Jeffries said the outlook for the liner industry in the fourth quarter is “relatively uncertain.” Global growth in the container shipping industry’s capacity in the fourth quarter will be 4 percent,while demand will diminish somewhat in November and December in the normal post-holiday lull. Imports from Asia will come under further pressure because China is expected to continue closing dozens of factories in order to reduce air pollution.

On the other hand, US imports from Asia for the rest of the year will be about what is expected as the peak season winds down, said Eytan Buchman, vice president of marketing at Freightos. “Based on demand we’re seeing on the Freightos Marketplace, we do anticipate that shipping volumes will stay fairly consistent, preventing rates from dropping too much further,” he said.

Global Port Tracker projects that US containerized imports in November will drop 1.7 percent year-over-year but December’s imports will be up 1.3 percent.

The freight rate outlook early next year when carriers and their customers hold service contract negotiations in the March-May contracting period in the eastbound Pacific should be less chaotic than it was this past spring.
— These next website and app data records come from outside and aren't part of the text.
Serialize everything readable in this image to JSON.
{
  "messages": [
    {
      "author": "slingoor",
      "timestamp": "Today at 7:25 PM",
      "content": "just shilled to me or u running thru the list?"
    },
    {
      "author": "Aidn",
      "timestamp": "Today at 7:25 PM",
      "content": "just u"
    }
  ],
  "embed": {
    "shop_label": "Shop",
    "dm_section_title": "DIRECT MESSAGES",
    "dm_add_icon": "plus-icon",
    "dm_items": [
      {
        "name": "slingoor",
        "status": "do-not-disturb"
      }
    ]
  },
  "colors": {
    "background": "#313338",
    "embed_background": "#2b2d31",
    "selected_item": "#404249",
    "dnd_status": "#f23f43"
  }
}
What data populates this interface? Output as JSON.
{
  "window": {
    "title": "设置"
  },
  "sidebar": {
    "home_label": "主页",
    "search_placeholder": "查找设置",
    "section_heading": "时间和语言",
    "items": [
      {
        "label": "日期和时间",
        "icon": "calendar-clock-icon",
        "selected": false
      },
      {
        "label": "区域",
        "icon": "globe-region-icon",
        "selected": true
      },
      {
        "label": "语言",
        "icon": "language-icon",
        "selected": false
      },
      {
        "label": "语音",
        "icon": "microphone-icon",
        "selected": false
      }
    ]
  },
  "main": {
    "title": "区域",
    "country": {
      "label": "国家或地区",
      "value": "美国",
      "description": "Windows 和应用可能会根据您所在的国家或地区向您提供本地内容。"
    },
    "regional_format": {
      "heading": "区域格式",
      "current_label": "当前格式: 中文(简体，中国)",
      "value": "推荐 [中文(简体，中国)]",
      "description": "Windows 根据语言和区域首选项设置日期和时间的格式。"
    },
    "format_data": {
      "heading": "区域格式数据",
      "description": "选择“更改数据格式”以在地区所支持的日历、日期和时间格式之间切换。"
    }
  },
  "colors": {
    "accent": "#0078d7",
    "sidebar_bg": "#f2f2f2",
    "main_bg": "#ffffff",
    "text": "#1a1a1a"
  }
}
Carriers and BCOs were in the throes of the April 1 global restructuring of the vessel-sharing alliances, which were reduced from four smaller alliances to three larger ones. “Unlike contract negotiations in 2016, new alliance formation, carrier consolidation and lessons learned from the second half of 2016 may help carriers bolster rates,” Buchman said.

Continued growth in global capacity, though, could limit carriers’ ability to negotiate significantly higher service contract rates in the eastbound Pacific next spring. Jeffries noted that capacity in the fourth quarter will increase 2.2 percent, with additional vessel deliveries scheduled for early 2018. Supply and demand balance will therefore be affected largely by how much capacity carriers idle during the slack winter months. Jeffries cited an Alphaliner report that stated idle capacity should increase from 1.7 percent today to 6 to 7 percent in January,  if carriers hope to match underlying demand growth of 4 percent in the first half of 2018.

US import volumes in January and February will be compared to the 2017 Chinese New Year, which was earlier than usual. That resulted in strong import growth in January ahead of the closing of factories in Asia for the celebrations, and then a drop in imports in February when factories were closed for part of the month. With a later lunar New Year in 2018, Global Port  Tracker projects that imports in January will decline by 2 percent compared to January 2017, while February imports will increase 10 percent year over year.